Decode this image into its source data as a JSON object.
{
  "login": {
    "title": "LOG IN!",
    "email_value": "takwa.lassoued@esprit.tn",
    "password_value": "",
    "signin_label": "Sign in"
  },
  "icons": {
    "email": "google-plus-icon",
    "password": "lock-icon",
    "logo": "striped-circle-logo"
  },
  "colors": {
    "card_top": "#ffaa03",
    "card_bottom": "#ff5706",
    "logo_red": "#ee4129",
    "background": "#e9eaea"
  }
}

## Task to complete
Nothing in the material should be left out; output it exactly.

## Output below
Decode this image into its source data as a JSON object.
{
  "login": {
    "title": "LOG IN!",
    "email_value": "takwa.lassoued@esprit.tn",
    "password_value": "",
    "signin_label": "Sign in"
  },
  "icons": {
    "email": "google-plus-icon",
    "password": "lock-icon",
    "logo": "striped-circle-logo"
  },
  "colors": {
    "card_top": "#ffaa03",
    "card_bottom": "#ff5706",
    "logo_red": "#ee4129",
    "background": "#e9eaea"
  }
}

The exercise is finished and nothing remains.